> **Supplied data**
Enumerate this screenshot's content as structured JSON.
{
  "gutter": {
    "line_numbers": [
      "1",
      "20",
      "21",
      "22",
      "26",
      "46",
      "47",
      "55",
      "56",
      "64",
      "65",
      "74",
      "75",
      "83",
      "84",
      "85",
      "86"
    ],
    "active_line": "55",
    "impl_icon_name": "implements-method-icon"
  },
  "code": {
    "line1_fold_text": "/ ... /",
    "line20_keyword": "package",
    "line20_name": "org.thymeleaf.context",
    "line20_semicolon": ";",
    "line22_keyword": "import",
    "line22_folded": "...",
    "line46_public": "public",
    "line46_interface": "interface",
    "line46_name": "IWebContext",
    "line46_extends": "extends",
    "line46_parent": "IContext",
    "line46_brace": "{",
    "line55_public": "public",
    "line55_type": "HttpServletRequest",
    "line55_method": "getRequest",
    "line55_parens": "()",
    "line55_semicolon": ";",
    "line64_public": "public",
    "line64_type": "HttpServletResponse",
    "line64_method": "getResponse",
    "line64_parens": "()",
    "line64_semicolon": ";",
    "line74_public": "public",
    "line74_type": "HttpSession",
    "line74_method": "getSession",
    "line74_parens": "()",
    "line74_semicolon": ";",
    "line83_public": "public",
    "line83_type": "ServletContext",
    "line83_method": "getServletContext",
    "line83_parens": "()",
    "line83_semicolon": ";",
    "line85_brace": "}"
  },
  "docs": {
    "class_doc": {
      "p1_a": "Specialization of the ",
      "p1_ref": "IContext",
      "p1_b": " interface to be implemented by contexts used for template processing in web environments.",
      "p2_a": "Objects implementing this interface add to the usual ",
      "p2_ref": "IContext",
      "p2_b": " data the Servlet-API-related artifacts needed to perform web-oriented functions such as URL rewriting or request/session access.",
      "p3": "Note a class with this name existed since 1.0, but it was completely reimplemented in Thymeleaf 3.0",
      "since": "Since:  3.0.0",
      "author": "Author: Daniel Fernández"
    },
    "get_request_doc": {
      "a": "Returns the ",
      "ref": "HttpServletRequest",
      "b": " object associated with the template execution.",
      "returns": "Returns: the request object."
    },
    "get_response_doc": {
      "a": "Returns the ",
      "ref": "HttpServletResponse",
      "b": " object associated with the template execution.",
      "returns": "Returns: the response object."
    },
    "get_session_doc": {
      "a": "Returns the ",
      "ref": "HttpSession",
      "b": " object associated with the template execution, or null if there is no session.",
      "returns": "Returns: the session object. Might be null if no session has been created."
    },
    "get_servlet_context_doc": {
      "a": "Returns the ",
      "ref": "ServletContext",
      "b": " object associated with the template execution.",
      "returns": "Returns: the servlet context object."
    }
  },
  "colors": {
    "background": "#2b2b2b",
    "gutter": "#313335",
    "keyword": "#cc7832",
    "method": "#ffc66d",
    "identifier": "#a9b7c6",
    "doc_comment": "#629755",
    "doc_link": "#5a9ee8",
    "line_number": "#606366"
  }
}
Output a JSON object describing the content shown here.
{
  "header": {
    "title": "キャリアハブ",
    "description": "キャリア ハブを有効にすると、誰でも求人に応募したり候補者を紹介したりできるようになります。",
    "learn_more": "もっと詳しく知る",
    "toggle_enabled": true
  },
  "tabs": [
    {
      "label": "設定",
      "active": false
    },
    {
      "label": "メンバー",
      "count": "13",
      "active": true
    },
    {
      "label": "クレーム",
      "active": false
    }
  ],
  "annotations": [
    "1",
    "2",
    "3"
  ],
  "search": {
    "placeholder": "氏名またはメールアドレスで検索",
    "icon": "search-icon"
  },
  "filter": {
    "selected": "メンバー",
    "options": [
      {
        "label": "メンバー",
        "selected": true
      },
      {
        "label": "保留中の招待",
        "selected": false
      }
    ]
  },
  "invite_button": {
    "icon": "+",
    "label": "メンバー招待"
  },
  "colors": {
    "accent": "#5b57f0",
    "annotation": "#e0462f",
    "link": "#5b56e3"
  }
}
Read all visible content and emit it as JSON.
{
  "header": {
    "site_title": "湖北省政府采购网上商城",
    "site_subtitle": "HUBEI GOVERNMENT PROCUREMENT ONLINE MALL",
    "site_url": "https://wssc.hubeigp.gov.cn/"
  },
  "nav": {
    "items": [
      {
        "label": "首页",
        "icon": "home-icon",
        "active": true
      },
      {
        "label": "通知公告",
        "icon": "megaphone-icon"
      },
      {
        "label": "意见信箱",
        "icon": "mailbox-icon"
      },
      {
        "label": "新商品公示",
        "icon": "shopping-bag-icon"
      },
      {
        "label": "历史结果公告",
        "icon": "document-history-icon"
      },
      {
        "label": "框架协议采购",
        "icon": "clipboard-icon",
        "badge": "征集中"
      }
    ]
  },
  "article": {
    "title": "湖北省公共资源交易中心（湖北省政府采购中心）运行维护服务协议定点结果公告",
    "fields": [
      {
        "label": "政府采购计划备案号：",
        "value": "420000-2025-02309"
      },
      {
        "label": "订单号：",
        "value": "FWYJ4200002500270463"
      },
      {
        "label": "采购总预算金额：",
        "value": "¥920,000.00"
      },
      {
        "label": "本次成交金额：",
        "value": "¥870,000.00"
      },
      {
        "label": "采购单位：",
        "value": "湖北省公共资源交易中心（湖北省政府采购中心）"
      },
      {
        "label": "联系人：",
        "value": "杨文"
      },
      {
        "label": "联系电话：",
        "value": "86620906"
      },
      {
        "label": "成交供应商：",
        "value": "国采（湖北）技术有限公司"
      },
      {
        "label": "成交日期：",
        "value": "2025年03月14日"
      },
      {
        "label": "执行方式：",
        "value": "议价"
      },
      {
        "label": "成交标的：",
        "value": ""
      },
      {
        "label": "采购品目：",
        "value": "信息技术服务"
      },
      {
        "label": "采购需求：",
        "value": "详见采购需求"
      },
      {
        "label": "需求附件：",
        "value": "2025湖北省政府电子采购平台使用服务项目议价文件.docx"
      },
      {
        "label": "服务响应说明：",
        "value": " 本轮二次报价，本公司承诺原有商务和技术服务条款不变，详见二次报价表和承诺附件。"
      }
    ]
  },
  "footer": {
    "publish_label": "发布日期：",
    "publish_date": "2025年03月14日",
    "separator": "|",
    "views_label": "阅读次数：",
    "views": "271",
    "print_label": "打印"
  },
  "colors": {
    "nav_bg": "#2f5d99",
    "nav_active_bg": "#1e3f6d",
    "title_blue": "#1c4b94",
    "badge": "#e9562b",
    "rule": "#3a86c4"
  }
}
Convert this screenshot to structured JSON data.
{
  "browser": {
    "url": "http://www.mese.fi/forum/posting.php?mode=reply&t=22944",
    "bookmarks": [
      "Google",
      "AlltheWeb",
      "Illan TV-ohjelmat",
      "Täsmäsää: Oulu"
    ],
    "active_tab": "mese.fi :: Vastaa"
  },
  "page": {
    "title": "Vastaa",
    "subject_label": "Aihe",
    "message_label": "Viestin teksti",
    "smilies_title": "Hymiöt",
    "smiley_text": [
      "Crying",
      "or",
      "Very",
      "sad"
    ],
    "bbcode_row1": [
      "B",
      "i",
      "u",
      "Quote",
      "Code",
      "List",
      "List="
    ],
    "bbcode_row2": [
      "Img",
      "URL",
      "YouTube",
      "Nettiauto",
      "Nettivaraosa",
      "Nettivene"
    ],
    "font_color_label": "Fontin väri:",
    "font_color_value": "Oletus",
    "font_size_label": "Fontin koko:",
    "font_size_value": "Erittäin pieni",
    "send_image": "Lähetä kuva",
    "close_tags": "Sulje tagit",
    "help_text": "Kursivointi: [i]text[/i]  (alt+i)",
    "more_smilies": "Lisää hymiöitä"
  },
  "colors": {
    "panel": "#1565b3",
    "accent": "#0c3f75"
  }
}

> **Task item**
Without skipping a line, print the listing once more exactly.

> **Task response**
Enumerate this screenshot's content as structured JSON.
{
  "gutter": {
    "line_numbers": [
      "1",
      "20",
      "21",
      "22",
      "26",
      "46",
      "47",
      "55",
      "56",
      "64",
      "65",
      "74",
      "75",
      "83",
      "84",
      "85",
      "86"
    ],
    "active_line": "55",
    "impl_icon_name": "implements-method-icon"
  },
  "code": {
    "line1_fold_text": "/ ... /",
    "line20_keyword": "package",
    "line20_name": "org.thymeleaf.context",
    "line20_semicolon": ";",
    "line22_keyword": "import",
    "line22_folded": "...",
    "line46_public": "public",
    "line46_interface": "interface",
    "line46_name": "IWebContext",
    "line46_extends": "extends",
    "line46_parent": "IContext",
    "line46_brace": "{",
    "line55_public": "public",
    "line55_type": "HttpServletRequest",
    "line55_method": "getRequest",
    "line55_parens": "()",
    "line55_semicolon": ";",
    "line64_public": "public",
    "line64_type": "HttpServletResponse",
    "line64_method": "getResponse",
    "line64_parens": "()",
    "line64_semicolon": ";",
    "line74_public": "public",
    "line74_type": "HttpSession",
    "line74_method": "getSession",
    "line74_parens": "()",
    "line74_semicolon": ";",
    "line83_public": "public",
    "line83_type": "ServletContext",
    "line83_method": "getServletContext",
    "line83_parens": "()",
    "line83_semicolon": ";",
    "line85_brace": "}"
  },
  "docs": {
    "class_doc": {
      "p1_a": "Specialization of the ",
      "p1_ref": "IContext",
      "p1_b": " interface to be implemented by contexts used for template processing in web environments.",
      "p2_a": "Objects implementing this interface add to the usual ",
      "p2_ref": "IContext",
      "p2_b": " data the Servlet-API-related artifacts needed to perform web-oriented functions such as URL rewriting or request/session access.",
      "p3": "Note a class with this name existed since 1.0, but it was completely reimplemented in Thymeleaf 3.0",
      "since": "Since:  3.0.0",
      "author": "Author: Daniel Fernández"
    },
    "get_request_doc": {
      "a": "Returns the ",
      "ref": "HttpServletRequest",
      "b": " object associated with the template execution.",
      "returns": "Returns: the request object."
    },
    "get_response_doc": {
      "a": "Returns the ",
      "ref": "HttpServletResponse",
      "b": " object associated with the template execution.",
      "returns": "Returns: the response object."
    },
    "get_session_doc": {
      "a": "Returns the ",
      "ref": "HttpSession",
      "b": " object associated with the template execution, or null if there is no session.",
      "returns": "Returns: the session object. Might be null if no session has been created."
    },
    "get_servlet_context_doc": {
      "a": "Returns the ",
      "ref": "ServletContext",
      "b": " object associated with the template execution.",
      "returns": "Returns: the servlet context object."
    }
  },
  "colors": {
    "background": "#2b2b2b",
    "gutter": "#313335",
    "keyword": "#cc7832",
    "method": "#ffc66d",
    "identifier": "#a9b7c6",
    "doc_comment": "#629755",
    "doc_link": "#5a9ee8",
    "line_number": "#606366"
  }
}
Output a JSON object describing the content shown here.
{
  "header": {
    "title": "キャリアハブ",
    "description": "キャリア ハブを有効にすると、誰でも求人に応募したり候補者を紹介したりできるようになります。",
    "learn_more": "もっと詳しく知る",
    "toggle_enabled": true
  },
  "tabs": [
    {
      "label": "設定",
      "active": false
    },
    {
      "label": "メンバー",
      "count": "13",
      "active": true
    },
    {
      "label": "クレーム",
      "active": false
    }
  ],
  "annotations": [
    "1",
    "2",
    "3"
  ],
  "search": {
    "placeholder": "氏名またはメールアドレスで検索",
    "icon": "search-icon"
  },
  "filter": {
    "selected": "メンバー",
    "options": [
      {
        "label": "メンバー",
        "selected": true
      },
      {
        "label": "保留中の招待",
        "selected": false
      }
    ]
  },
  "invite_button": {
    "icon": "+",
    "label": "メンバー招待"
  },
  "colors": {
    "accent": "#5b57f0",
    "annotation": "#e0462f",
    "link": "#5b56e3"
  }
}
Read all visible content and emit it as JSON.
{
  "header": {
    "site_title": "湖北省政府采购网上商城",
    "site_subtitle": "HUBEI GOVERNMENT PROCUREMENT ONLINE MALL",
    "site_url": "https://wssc.hubeigp.gov.cn/"
  },
  "nav": {
    "items": [
      {
        "label": "首页",
        "icon": "home-icon",
        "active": true
      },
      {
        "label": "通知公告",
        "icon": "megaphone-icon"
      },
      {
        "label": "意见信箱",
        "icon": "mailbox-icon"
      },
      {
        "label": "新商品公示",
        "icon": "shopping-bag-icon"
      },
      {
        "label": "历史结果公告",
        "icon": "document-history-icon"
      },
      {
        "label": "框架协议采购",
        "icon": "clipboard-icon",
        "badge": "征集中"
      }
    ]
  },
  "article": {
    "title": "湖北省公共资源交易中心（湖北省政府采购中心）运行维护服务协议定点结果公告",
    "fields": [
      {
        "label": "政府采购计划备案号：",
        "value": "420000-2025-02309"
      },
      {
        "label": "订单号：",
        "value": "FWYJ4200002500270463"
      },
      {
        "label": "采购总预算金额：",
        "value": "¥920,000.00"
      },
      {
        "label": "本次成交金额：",
        "value": "¥870,000.00"
      },
      {
        "label": "采购单位：",
        "value": "湖北省公共资源交易中心（湖北省政府采购中心）"
      },
      {
        "label": "联系人：",
        "value": "杨文"
      },
      {
        "label": "联系电话：",
        "value": "86620906"
      },
      {
        "label": "成交供应商：",
        "value": "国采（湖北）技术有限公司"
      },
      {
        "label": "成交日期：",
        "value": "2025年03月14日"
      },
      {
        "label": "执行方式：",
        "value": "议价"
      },
      {
        "label": "成交标的：",
        "value": ""
      },
      {
        "label": "采购品目：",
        "value": "信息技术服务"
      },
      {
        "label": "采购需求：",
        "value": "详见采购需求"
      },
      {
        "label": "需求附件：",
        "value": "2025湖北省政府电子采购平台使用服务项目议价文件.docx"
      },
      {
        "label": "服务响应说明：",
        "value": " 本轮二次报价，本公司承诺原有商务和技术服务条款不变，详见二次报价表和承诺附件。"
      }
    ]
  },
  "footer": {
    "publish_label": "发布日期：",
    "publish_date": "2025年03月14日",
    "separator": "|",
    "views_label": "阅读次数：",
    "views": "271",
    "print_label": "打印"
  },
  "colors": {
    "nav_bg": "#2f5d99",
    "nav_active_bg": "#1e3f6d",
    "title_blue": "#1c4b94",
    "badge": "#e9562b",
    "rule": "#3a86c4"
  }
}
Convert this screenshot to structured JSON data.
{
  "browser": {
    "url": "http://www.mese.fi/forum/posting.php?mode=reply&t=22944",
    "bookmarks": [
      "Google",
      "AlltheWeb",
      "Illan TV-ohjelmat",
      "Täsmäsää: Oulu"
    ],
    "active_tab": "mese.fi :: Vastaa"
  },
  "page": {
    "title": "Vastaa",
    "subject_label": "Aihe",
    "message_label": "Viestin teksti",
    "smilies_title": "Hymiöt",
    "smiley_text": [
      "Crying",
      "or",
      "Very",
      "sad"
    ],
    "bbcode_row1": [
      "B",
      "i",
      "u",
      "Quote",
      "Code",
      "List",
      "List="
    ],
    "bbcode_row2": [
      "Img",
      "URL",
      "YouTube",
      "Nettiauto",
      "Nettivaraosa",
      "Nettivene"
    ],
    "font_color_label": "Fontin väri:",
    "font_color_value": "Oletus",
    "font_size_label": "Fontin koko:",
    "font_size_value": "Erittäin pieni",
    "send_image": "Lähetä kuva",
    "close_tags": "Sulje tagit",
    "help_text": "Kursivointi: [i]text[/i]  (alt+i)",
    "more_smilies": "Lisää hymiöitä"
  },
  "colors": {
    "panel": "#1565b3",
    "accent": "#0c3f75"
  }
}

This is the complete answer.